“The turnaround from a decade ago is hard to overstate…. Crucially, the recovery is reaching groups that struggled in the early years of the recovery. The unemployment rates for African-Americans and Hispanics are both near all-time lows. Teenagers, less-educated workers and disabled Americans have also made progress in recent months.” (The New York Times, 10/05/2018)


‘The Highest Level On Record’ For Available Jobs, ‘Shifting More Power To Workers’

“The number of available jobs in the U.S. exceeded the number of job seekers by more than 650,000 in July—a gap that has been growing … The number of available jobs in the U.S. rose by about 117,000 to a seasonally adjusted 6.94 million in July, the Labor Department said Tuesday.
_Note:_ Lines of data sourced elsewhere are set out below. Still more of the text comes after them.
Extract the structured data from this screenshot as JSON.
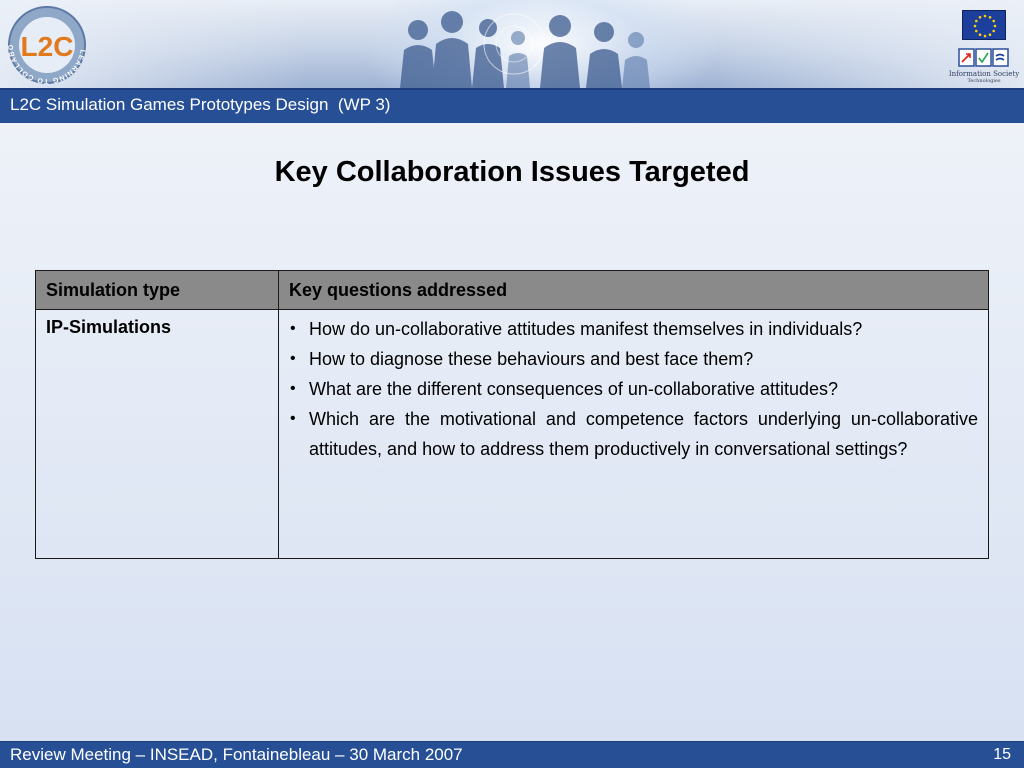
{
  "header": {
    "logo_text": "L2C",
    "logo_ring_text": "LEARNING TO COLLABORATE",
    "eu_caption": "Information Society",
    "eu_subcaption": "Technologies"
  },
  "title_bar": {
    "text": "L2C Simulation Games Prototypes Design  (WP 3)"
  },
  "slide": {
    "heading": "Key Collaboration Issues Targeted"
  },
  "table": {
    "headers": [
      "Simulation type",
      "Key questions addressed"
    ],
    "row": {
      "type": "IP-Simulations",
      "questions": [
        "How do un-collaborative attitudes manifest themselves in individuals?",
        "How to diagnose these behaviours and best face them?",
        "What are the different consequences of un-collaborative attitudes?",
        "Which are the motivational and competence factors underlying un-collaborative attitudes, and how to address them productively in conversational settings?"
      ]
    }
  },
  "footer": {
    "text": "Review Meeting – INSEAD, Fontainebleau – 30 March 2007",
    "page_number": "15"
  },
  "colors": {
    "bar_blue": "#264f96",
    "table_header_gray": "#8a8a8a",
    "eu_flag_blue": "#1c3f9c",
    "eu_star_yellow": "#ffd200"
  }
}
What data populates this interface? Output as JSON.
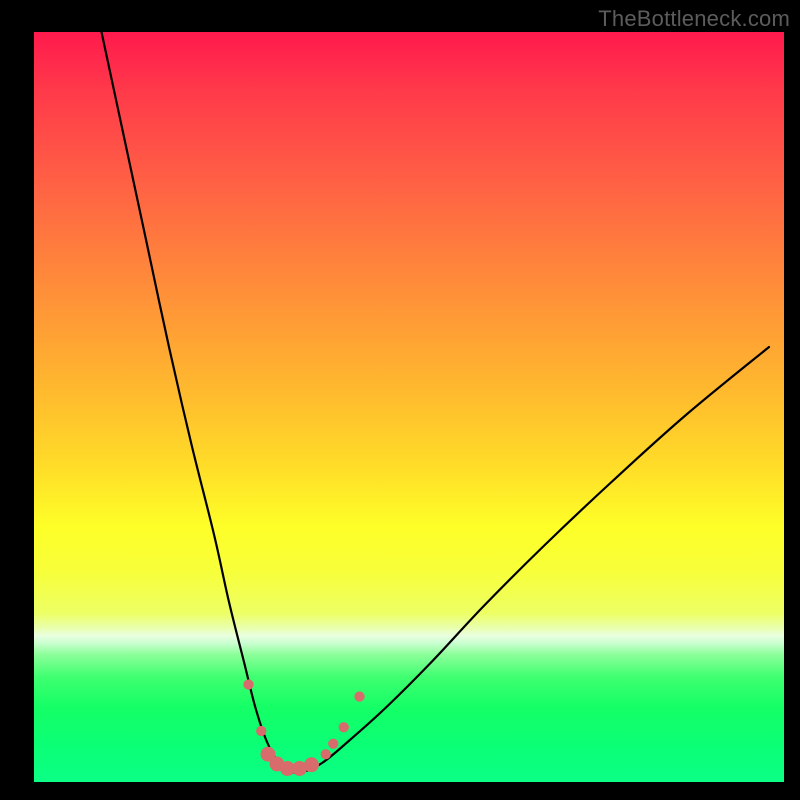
{
  "watermark": "TheBottleneck.com",
  "chart_data": {
    "type": "line",
    "title": "",
    "xlabel": "",
    "ylabel": "",
    "xlim": [
      0,
      100
    ],
    "ylim": [
      0,
      100
    ],
    "series": [
      {
        "name": "bottleneck-curve",
        "x": [
          9,
          12,
          15,
          18,
          21,
          24,
          26,
          28,
          29.5,
          31,
          32.5,
          34,
          36,
          38.5,
          42,
          47,
          53,
          60,
          68,
          77,
          87,
          98
        ],
        "y": [
          100,
          86,
          72,
          58,
          45,
          33,
          24,
          16,
          10,
          5.5,
          2.7,
          1.4,
          1.4,
          2.6,
          5.5,
          10,
          16,
          23.5,
          31.5,
          40,
          49,
          58
        ]
      }
    ],
    "markers": {
      "name": "highlight-dots",
      "color": "#d86b6b",
      "points": [
        {
          "x": 28.6,
          "y": 13.0,
          "r": 1.1
        },
        {
          "x": 30.3,
          "y": 6.8,
          "r": 1.1
        },
        {
          "x": 31.2,
          "y": 3.7,
          "r": 1.6
        },
        {
          "x": 32.4,
          "y": 2.4,
          "r": 1.6
        },
        {
          "x": 33.8,
          "y": 1.8,
          "r": 1.6
        },
        {
          "x": 35.4,
          "y": 1.8,
          "r": 1.6
        },
        {
          "x": 37.0,
          "y": 2.3,
          "r": 1.6
        },
        {
          "x": 38.9,
          "y": 3.7,
          "r": 1.1
        },
        {
          "x": 39.9,
          "y": 5.1,
          "r": 1.1
        },
        {
          "x": 41.3,
          "y": 7.3,
          "r": 1.1
        },
        {
          "x": 43.4,
          "y": 11.4,
          "r": 1.1
        }
      ]
    }
  }
}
That is the highest level on record back to 2000, exceeding the prior peak set in April. It also exceeds the 6.28 million Americans who were unemployed during the month, meaning they were without work but actively seeking a job.” (“Job Openings Exceed Unemployed Americans Again in July as Employers Feel the Pinch,” The Wall Street Journal, 9/11/2018)

  • “The tight labor market—shown by an unemployment rate holding near a 17-year low—is shifting more power to workers. And increasingly they are willing to quit their jobs. In July, 3.58 million workers voluntarily left their jobs, the highest level on record, the Labor Department said. ‘The tight labor market is quickly causing workers to gain the confidence they need to quit their jobs,’ said JPMorgan Chase economist Jesse Edgerton. ‘That movement should lead to better wage growth.’” (“Job Openings Exceed Unemployed Americans Again in July as Employers Feel the Pinch,” The Wall Street Journal, 9/11/2018)


‘Compensation For Workers Rose To A Nearly 10-Year High,’ ‘Low-Income Workers See Long-Awaited Wage Gains’

“Compensation for workers rose to a nearly 10-year high in the second quarter … The employment cost index increased 0.6 percent for civilian workers in the three-month period ending in June, according to a Bureau of Labor Statistics release Tuesday. That brought the 12-month rate up to 2.8 percent, the highest level since 2.9 percent in the third quarter of 2008 … the ECI has been on a steady rise over the past year and a half.” (“Worker Pay Rate Hits Highest Level Since 2008,” CNBC, 7/31/2018)

“The benefits of a strong job market are spreading in the form of higher wages for many of those left behind for much of the past decade’s economic expansion, including young Americans, low-income households and people with the least education. The unemployment rate in September fell to 3.7%, its lowest level since 1969. That is creating worker shortages and wage gains, not just for high-skilled workers who tend to command the best pay but also for low-skilled and blue-collar workers whose wages lag behind.” (“Low-Income Workers See Long-Awaited Wage Gains,” The Wall Street Journal, 10/05/2018)


Middle-Class Incomes Are Up And The Poverty Rate Is Down

“Middle-class income rose to the highest recorded levels in 2017 and the national poverty rate declined as the benefits of the strong economy lifted the fortunes of more Americans, the U.S. Census reported …” (“Middle-Class Income Rose Above $61,000 For The First Time Last Year, U.S. Census Bureau Says,” The Washington Post, 9/12/2018)


‘Consumer Confidence Hit An 18-Year High’ And ‘US Small Business Optimism Just Hit Its Highest Level In History’

“Consumer confidence hit an 18-year high in September, a positive indicator for spending going into the holiday shopping season, as robust job growth and a strong economic outlook bolstered Americans’ expectations for the future.” (“U.S. Consumer Confidence Hits 18-Year High,” The Wall Street Journal, 9/25/2018)

“US small business optimism just hit its highest level in history … A measure of optimism among U.S. small-business owners rose to a record and exceeded projections as companies planned the most capital spending since 2007 and hiring intentions hit an all-time high, a National Federation of Independent Business survey showed …” (“US Small Business Optimism Just Hit Its Highest Level In History,” The Washington Post, 9/11/2018)



Related Issues: Jobs, Small Business, Labor, Middle Class, Economy